Meat Institute opposes GISPSA interim rule
Grain Inspection, Packers and Stockyards Administration rule raises controversy.
Following USDA’s decision to send an interim final Grain Inspection, Packers and Stockyards Administration (GIPSA) rule to the White House Office of Management and Budget (OMB), the North American Meat Institute reiterated its concerns about the proposal in a press release. The Meat Institute stated that research suggests the GIPSA rule could have a multi-billion dollar impact harming consumers, retailers, producers, meat packers and processors alike.
“It is irresponsible for USDA to advance this stale six-year-old rulemaking,” said Meat Institute President and CEO Barry Carpenter in a press release. “The interim final rule as described will open a floodgate of litigation, up-end the established system for marketing cattle, pork and poultry in the US, and add costs at every step along the process from producers to consumers.”
The Meat Institute stated that the interim final rule defies the will of Congress expressed in multiple appropriations measures and signed by the President, it directly circumvents the rulings of eight separate federal appeals courts and is opposed by the largest producer groups in the country.
The Meat Institute and several producer groups had requested that USDA reopen the comment period on the 2010 proposed rules to permit additional, current comments based on today’s market conditions. The rules were originally published six years ago and in that time significant changes have occurred in the livestock, meat and poultry sector. New markets have emerged and there is enhanced competition for sourcing livestock for slaughter.
GIPSA and changes in consumer demand
Similarly, demands from retail and foodservice customers for specific animal handling and production requirements such as organic, grass fed, raised without antibiotics and others have created new marketing and business opportunities for poultry and livestock producers and their packer customers. If consistent with what was proposed in 2010, the interim rule undermines these marketing agreements and impacts the availability of these products for consumers.
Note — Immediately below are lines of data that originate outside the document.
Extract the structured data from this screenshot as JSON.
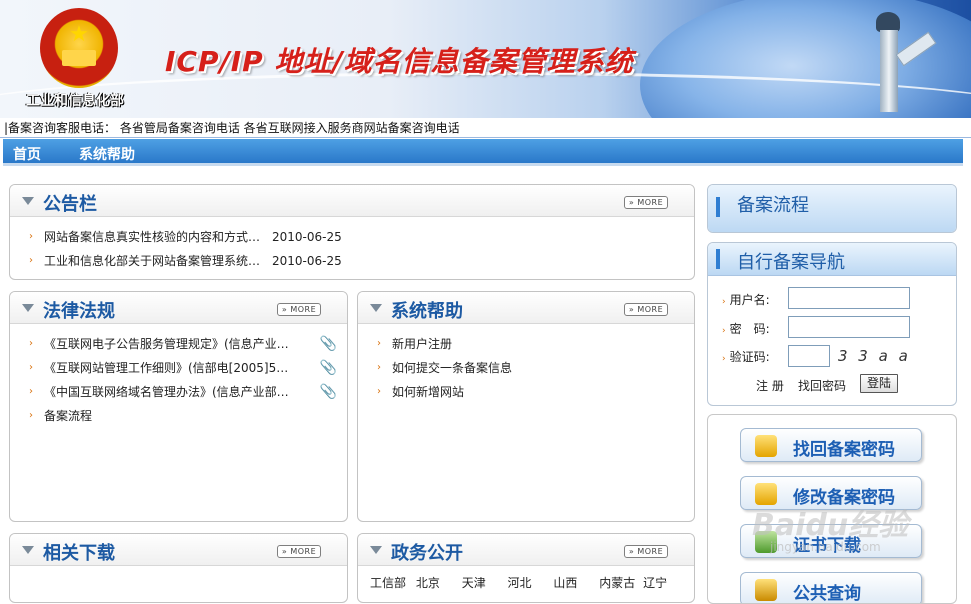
{
  "header": {
    "ministry": "工业和信息化部",
    "system_title": "ICP/IP 地址/域名信息备案管理系统"
  },
  "hotline": "|备案咨询客服电话：  各省管局备案咨询电话  各省互联网接入服务商网站备案咨询电话",
  "nav": {
    "home": "首页",
    "help": "系统帮助"
  },
  "more_label": "» MORE",
  "bulletin": {
    "title": "公告栏",
    "items": [
      {
        "text": "网站备案信息真实性核验的内容和方式…",
        "date": "2010-06-25"
      },
      {
        "text": "工业和信息化部关于网站备案管理系统…",
        "date": "2010-06-25"
      }
    ]
  },
  "laws": {
    "title": "法律法规",
    "items": [
      "《互联网电子公告服务管理规定》(信息产业…",
      "《互联网站管理工作细则》(信部电[2005]5…",
      "《中国互联网络域名管理办法》(信息产业部…",
      "备案流程"
    ]
  },
  "help": {
    "title": "系统帮助",
    "items": [
      "新用户注册",
      "如何提交一条备案信息",
      "如何新增网站"
    ]
  },
  "downloads": {
    "title": "相关下载"
  },
  "gov": {
    "title": "政务公开",
    "items": [
      "工信部",
      "北京",
      "天津",
      "河北",
      "山西",
      "内蒙古",
      "辽宁"
    ]
  },
  "process": {
    "title": "备案流程"
  },
  "login": {
    "title": "自行备案导航",
    "username_label": "用户名:",
    "password_label": "密　码:",
    "captcha_label": "验证码:",
    "captcha_text": "3 3 a a",
    "register": "注 册",
    "recover": "找回密码",
    "submit": "登陆"
  },
  "quick": {
    "recover_pwd": "找回备案密码",
    "change_pwd": "修改备案密码",
    "cert_download": "证书下载",
    "public_query": "公共查询"
  },
  "watermark": {
    "brand": "Baidu经验",
    "url": "jingyan.baidu.com"
  }
}
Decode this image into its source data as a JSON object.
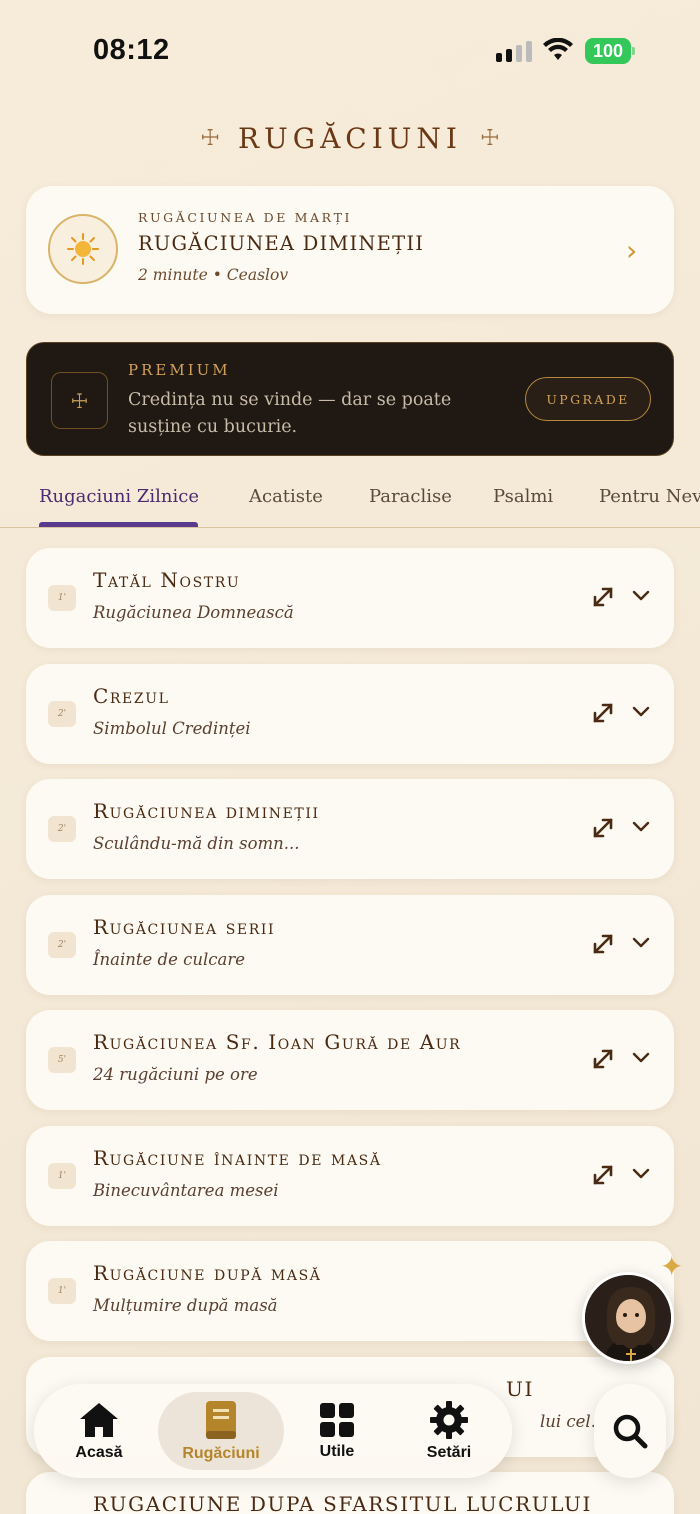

“Despite the Administration’s promises of transparency, USDA is dusting off a six-year-old proposal that was rejected by Congress through four funding bills, and is foisting an interim final rule on the meat and poultry industry without any meaningful comment process or input from the industry most impacted,” said Carpenter. “This represents Washington, DC, bureaucracy at its worst.”